nectarine and chocolate pudding

This is nearly a flourless cake since I added just a couple of tablespoons, just to cake it up a bit but for gluten-free diets you can skip the flour.  I also love adding coffee to pear (see this coffee and poached pear recipe); the coffee also brings out the dark chocolate’s intensity.

The photos really don’t do this cake justice.  The family didn’t give me much time to photograph it and, as it was at the end of the day, the sun was playing up and I was juggling the rest of dinner.  There wasn’t even time to do a photo set-up. Plonk! Snap! But enough of my excuses.
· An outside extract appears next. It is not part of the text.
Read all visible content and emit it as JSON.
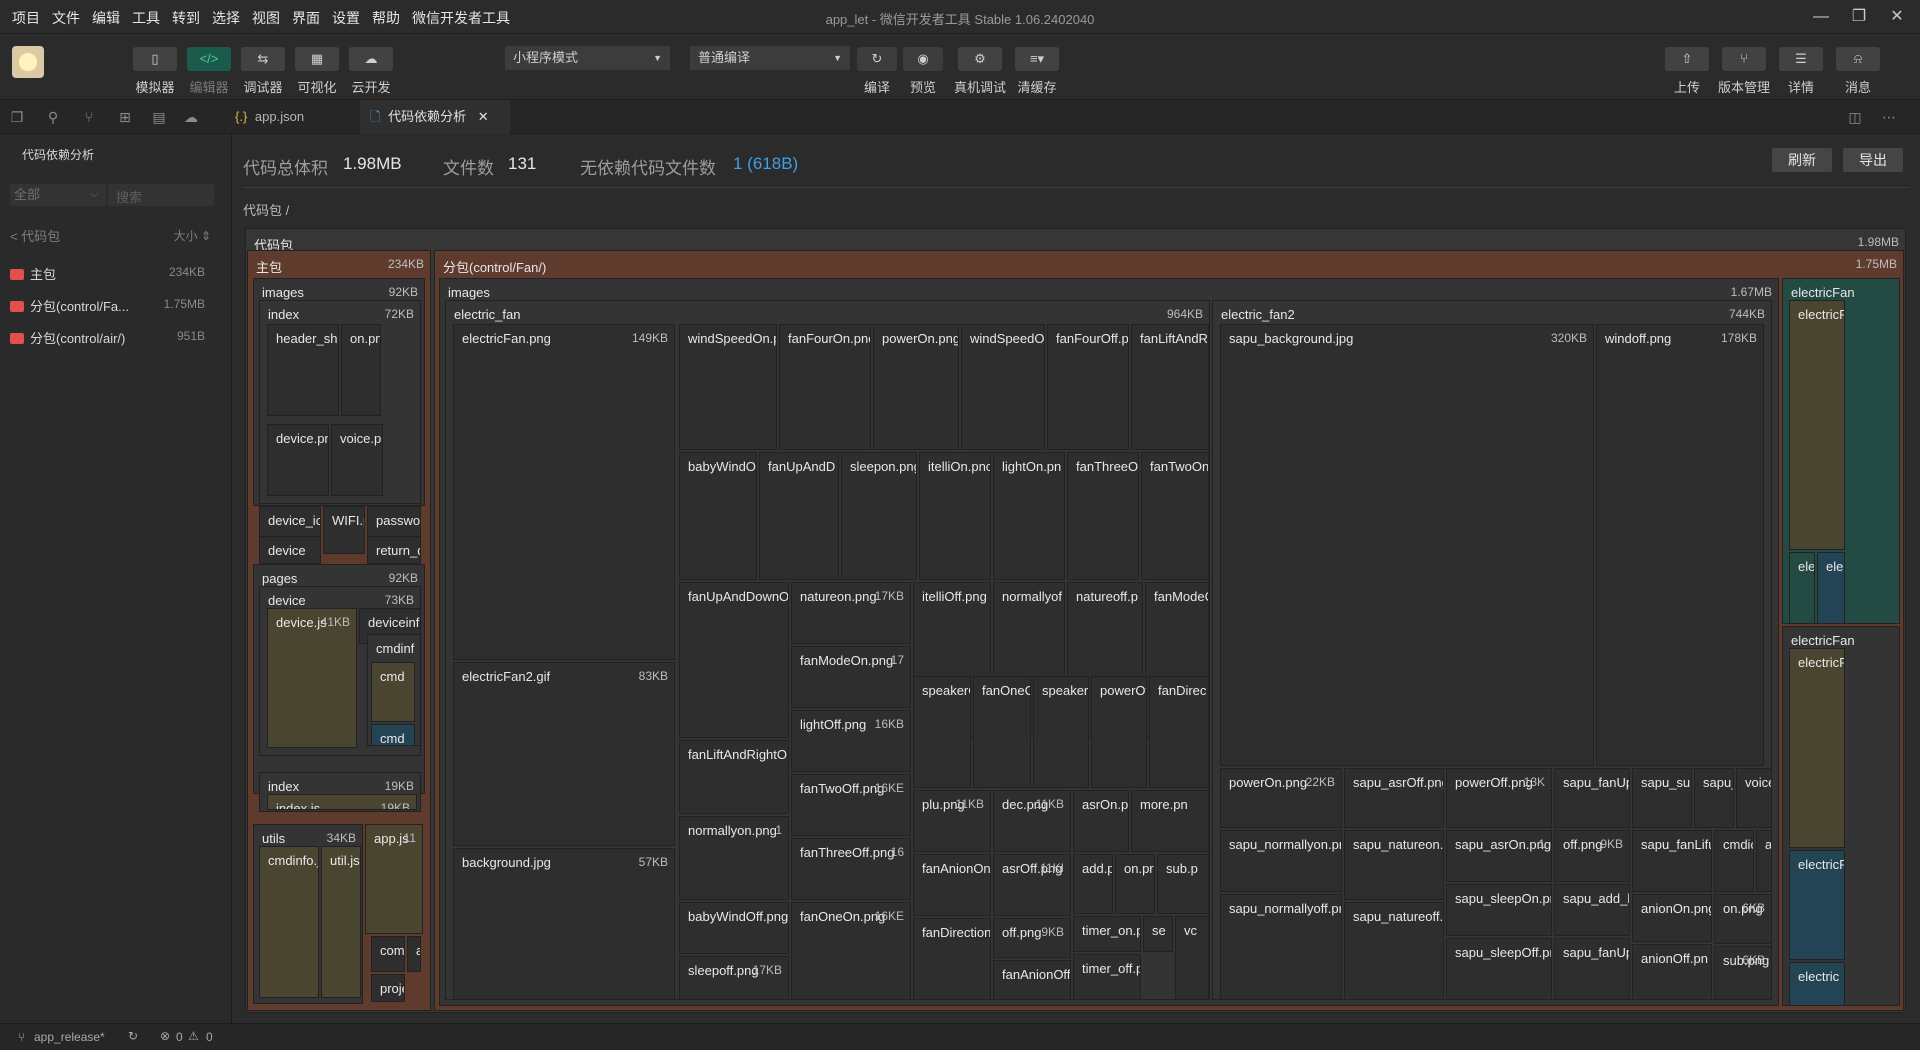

I suggest you make this and show me your better shots!  What counts is that it tastes fabulous and I’ll have to make it again soon.

upside down dark chocolate coffee pear cake recipe

Upside-Down Chocolate, Coffee & Pear Cake

Serves 6-8

Preparation Time: 20 minutes
Cooking Time: 50 minutes

2 tbsp water

100g sugar
25g butter

3 pears (Guyot or Conference)

Chocolate Cake:
50g sugar

4 eggs
250g dark chocolate (at least 64% cocoa solids)
175g butter (unsalted)
1 tpsp coffee powder

2 tbsp plain flour (optional)

1. Preheat the oven to 200°C/400°F (gas 6). Butter a 25cm cake pan (no need to if using a silicone round cake mould, or moule à manqué that’s non-stick).

2. Make a caramel by stirring the sugar into the water in a heavy-based saucepan.  Leave to simmer (don’t stir at this stage) until a golden caramel forms then stir in the butter.  Immediately pour the caramel into the cake pan.

pears in cake pan on top of caramel and before the chocolate mix is poured on top

3. Peel the pears and cut them in half.  Remove the cores with a sharp knife then cut each half into three slices. Arrange them as packed together as you can on top of the caramel (they’ll shrink as they cook) and bake in the oven for 20 minutes. Remove to cool slightly.

4. Using a hand whisk, beat the eggs with the sugar in a large bowl until pale and creamy. Break up the chocolate into pieces and melt it together with the butter and coffee powder in a heat-proof bowl on top of a pan of simmering water (bain-marie), ensuring that the water doesn’t touch the chocolate bowl. When smooth and melted, whisk together the chocolate into the egg, then add the flour (if using), mix then pour the chocolate batter on top of the pears.  Bake for 25-30 minutes.

5. Leave to cool slightly for about 10 minutes. Using a sharp blade of a knife, go around the sides to ensure nothing is sticking.  Place a large serving plate over the pan and, holding on to both plate and pan, flip the plate upside down to demould the cake.

dark chocolate coffee pear cake

Serve either cold or slightly warm with cream but it’s just as good entirely on its own.

Next time I’m adding some candied ginger and perhaps a teaspoon of ground ginger to replace the coffee. What do you think?  Are you more for classic plain or spicy with pear and chocolate?

chocolate caramel pear coffee cake

Update: An intense caramel photo shot with the pear and chocolate. Ah, is that better? I made this again and have updated the recipe to suggest you caramelise the pears just a little longer in the oven and have adjusted step 3 accordingly. But if you prefer the previous more natural poached look, then leave in the oven for just 10 minutes in step 3.